-- What the task requires --
Pull every line containing "Analytic" from the entries.

Exercise data Start Marker

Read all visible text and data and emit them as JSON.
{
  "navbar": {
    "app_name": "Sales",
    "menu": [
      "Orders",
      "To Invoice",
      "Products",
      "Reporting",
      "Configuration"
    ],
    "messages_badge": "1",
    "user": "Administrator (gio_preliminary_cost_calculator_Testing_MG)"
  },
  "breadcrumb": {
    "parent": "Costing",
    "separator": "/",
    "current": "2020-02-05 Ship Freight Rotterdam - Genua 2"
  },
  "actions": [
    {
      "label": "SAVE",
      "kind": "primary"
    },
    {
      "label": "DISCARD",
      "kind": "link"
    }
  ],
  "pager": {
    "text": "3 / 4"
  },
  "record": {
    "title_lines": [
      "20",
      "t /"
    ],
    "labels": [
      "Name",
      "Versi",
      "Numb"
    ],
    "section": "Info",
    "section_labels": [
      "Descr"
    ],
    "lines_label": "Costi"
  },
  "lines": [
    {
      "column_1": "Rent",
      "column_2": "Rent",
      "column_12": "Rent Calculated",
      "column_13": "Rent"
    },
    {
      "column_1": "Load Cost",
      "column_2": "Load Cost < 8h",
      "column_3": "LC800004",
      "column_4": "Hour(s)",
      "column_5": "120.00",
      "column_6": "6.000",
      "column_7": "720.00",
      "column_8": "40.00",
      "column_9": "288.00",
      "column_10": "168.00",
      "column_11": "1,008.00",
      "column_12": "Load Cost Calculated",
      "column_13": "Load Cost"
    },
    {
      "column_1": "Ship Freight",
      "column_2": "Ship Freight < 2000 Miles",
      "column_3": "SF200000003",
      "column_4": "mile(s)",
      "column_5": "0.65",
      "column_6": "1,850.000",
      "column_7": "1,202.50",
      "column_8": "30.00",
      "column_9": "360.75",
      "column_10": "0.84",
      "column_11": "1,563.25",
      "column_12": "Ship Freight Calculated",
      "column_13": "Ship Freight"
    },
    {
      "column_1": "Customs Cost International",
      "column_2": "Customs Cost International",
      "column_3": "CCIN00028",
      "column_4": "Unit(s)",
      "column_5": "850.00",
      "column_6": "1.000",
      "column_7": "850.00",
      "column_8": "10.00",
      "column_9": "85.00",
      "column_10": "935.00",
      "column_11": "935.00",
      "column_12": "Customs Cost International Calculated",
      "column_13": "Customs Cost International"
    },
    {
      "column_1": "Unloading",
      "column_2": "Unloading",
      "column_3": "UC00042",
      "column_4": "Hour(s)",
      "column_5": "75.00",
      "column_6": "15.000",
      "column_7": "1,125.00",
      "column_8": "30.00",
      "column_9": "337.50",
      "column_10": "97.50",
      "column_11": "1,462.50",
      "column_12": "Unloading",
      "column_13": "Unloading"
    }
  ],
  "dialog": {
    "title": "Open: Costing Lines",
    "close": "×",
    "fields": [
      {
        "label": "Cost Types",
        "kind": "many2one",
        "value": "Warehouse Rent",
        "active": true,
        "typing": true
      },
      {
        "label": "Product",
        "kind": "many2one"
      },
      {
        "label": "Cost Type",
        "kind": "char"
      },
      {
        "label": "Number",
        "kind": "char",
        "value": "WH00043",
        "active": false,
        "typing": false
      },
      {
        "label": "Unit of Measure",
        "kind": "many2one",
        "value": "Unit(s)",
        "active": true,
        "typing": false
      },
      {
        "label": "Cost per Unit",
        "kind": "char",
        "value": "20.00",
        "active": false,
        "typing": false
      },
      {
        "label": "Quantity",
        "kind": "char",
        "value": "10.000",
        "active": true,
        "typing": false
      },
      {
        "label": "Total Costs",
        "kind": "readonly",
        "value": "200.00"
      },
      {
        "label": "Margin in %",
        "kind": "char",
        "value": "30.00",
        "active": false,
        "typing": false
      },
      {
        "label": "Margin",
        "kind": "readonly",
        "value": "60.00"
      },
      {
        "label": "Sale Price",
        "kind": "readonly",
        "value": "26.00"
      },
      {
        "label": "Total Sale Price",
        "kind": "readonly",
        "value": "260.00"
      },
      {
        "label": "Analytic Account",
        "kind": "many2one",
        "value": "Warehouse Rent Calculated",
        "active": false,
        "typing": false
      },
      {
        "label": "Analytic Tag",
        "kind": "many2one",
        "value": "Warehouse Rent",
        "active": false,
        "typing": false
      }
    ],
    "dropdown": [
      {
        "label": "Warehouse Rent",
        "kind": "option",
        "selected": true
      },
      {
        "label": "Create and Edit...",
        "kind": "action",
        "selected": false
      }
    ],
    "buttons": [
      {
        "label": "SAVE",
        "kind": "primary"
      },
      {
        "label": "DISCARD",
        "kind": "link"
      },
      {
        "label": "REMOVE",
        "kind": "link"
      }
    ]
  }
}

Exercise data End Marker

-- Solved problem --
        "label": "Analytic Account",
        "label": "Analytic Tag",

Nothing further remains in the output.